Chapter:
(p.236) 11 Dangerous Speech from Hanoverian to Modern England
Source:
Dangerous Talk
Author(s):

David Cressy

Publisher:
Oxford University Press
DOI:10.1093/acprof:oso/9780199564804.003.0011

This chapter examines the loosening of restraints on political conversation in the 18th century, and renewed assaults on seditious speech in the later Hanoverian period amidst calls for reform and revolution. For the most part, 18th- and 19th-century governments tolerated or dismissed abusive remarks, or inflicted no more than token punishment on speakers of scandal and sedition. From time to time, however, regimes felt threatened, and used old law against new offenders. Jacobite scares in the early Hanoverian period, radical enthusiasms in the age of the French Revolution, and plebeian outbursts after the Napoleonic wars produced the greatest concentration of cases. The latter sections of this chapter bring the story to the present, showing how speech that once led to trial and punishment became ‘the birthright of an Englishman’.

Keywords:   Hanoverian period, modern England, French revolution, freedom of speech, birthright, George III, Napoleonic wars

Oxford Scholarship Online requires a subscription or purchase to access the full text of books within the service. Public users can however freely search the site and view the abstracts and keywords for each book and chapter.

Please, subscribe or login to access full text content.

If you think you should have access to this title, please contact your librarian.

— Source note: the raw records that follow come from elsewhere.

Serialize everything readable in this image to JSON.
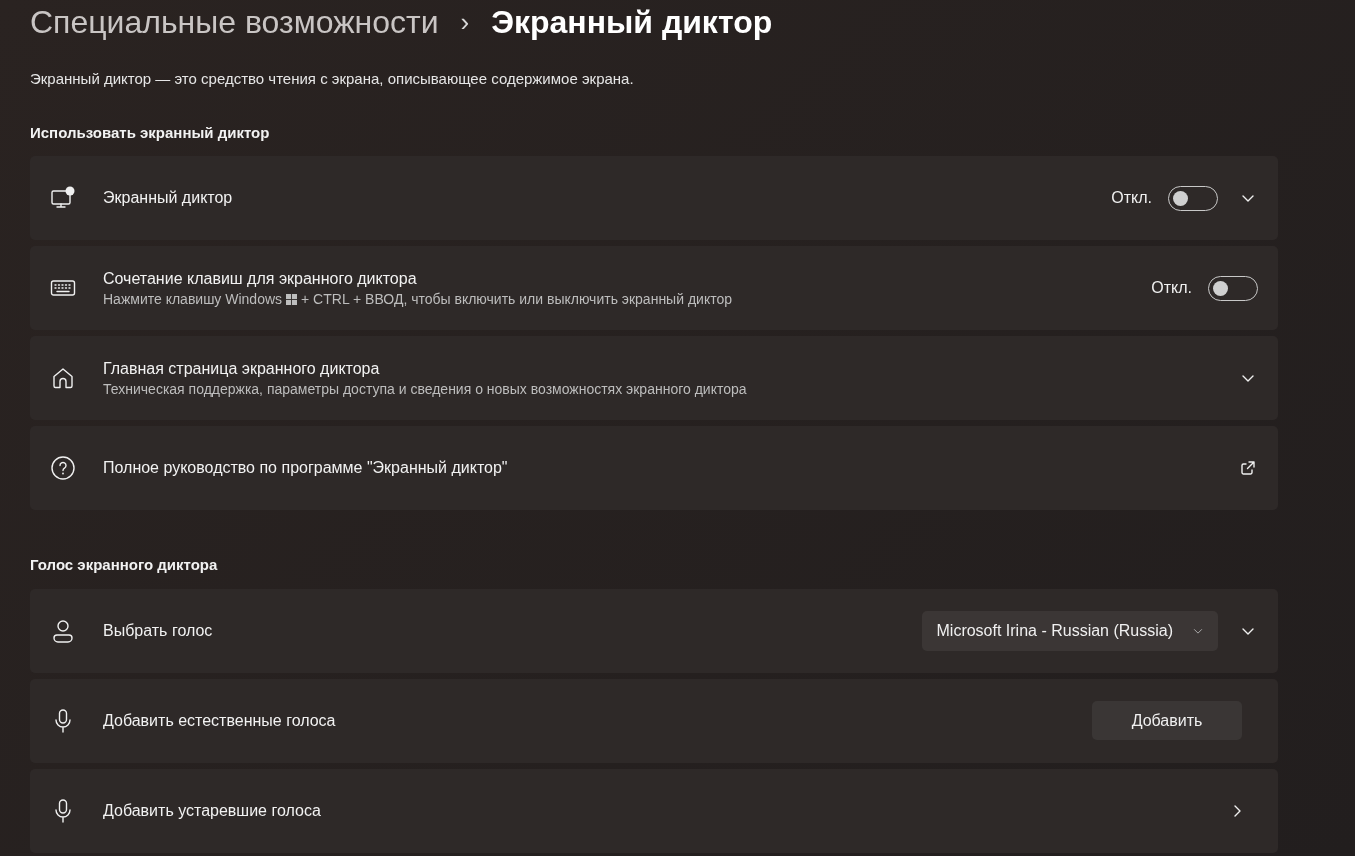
{
  "breadcrumb": {
    "parent": "Специальные возможности",
    "separator": "›",
    "current": "Экранный диктор"
  },
  "description": "Экранный диктор — это средство чтения с экрана, описывающее содержимое экрана.",
  "sections": [
    {
      "title": "Использовать экранный диктор",
      "rows": [
        {
          "kind": "toggle",
          "title": "Экранный диктор",
          "state_label": "Откл.",
          "on": false,
          "expanded": false
        },
        {
          "kind": "toggle",
          "title": "Сочетание клавиш для экранного диктора",
          "subtitle_before": "Нажмите клавишу Windows",
          "subtitle_after": "+ CTRL + ВВОД, чтобы включить или выключить экранный диктор",
          "state_label": "Откл.",
          "on": false
        },
        {
          "kind": "expand",
          "title": "Главная страница экранного диктора",
          "subtitle_before": "Техническая поддержка, параметры доступа и сведения о новых возможностях экранного диктора",
          "expanded": false
        },
        {
          "kind": "link",
          "title": "Полное руководство по программе \"Экранный диктор\""
        }
      ]
    },
    {
      "title": "Голос экранного диктора",
      "rows": [
        {
          "kind": "dropdown",
          "title": "Выбрать голос",
          "value": "Microsoft Irina - Russian (Russia)",
          "expanded": false
        },
        {
          "kind": "button",
          "title": "Добавить естественные голоса",
          "button": "Добавить"
        },
        {
          "kind": "nav",
          "title": "Добавить устаревшие голоса"
        }
      ]
    }
  ]
}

To troubleshoot, please check our FAQs , and if you can't find the answer there, please contact us .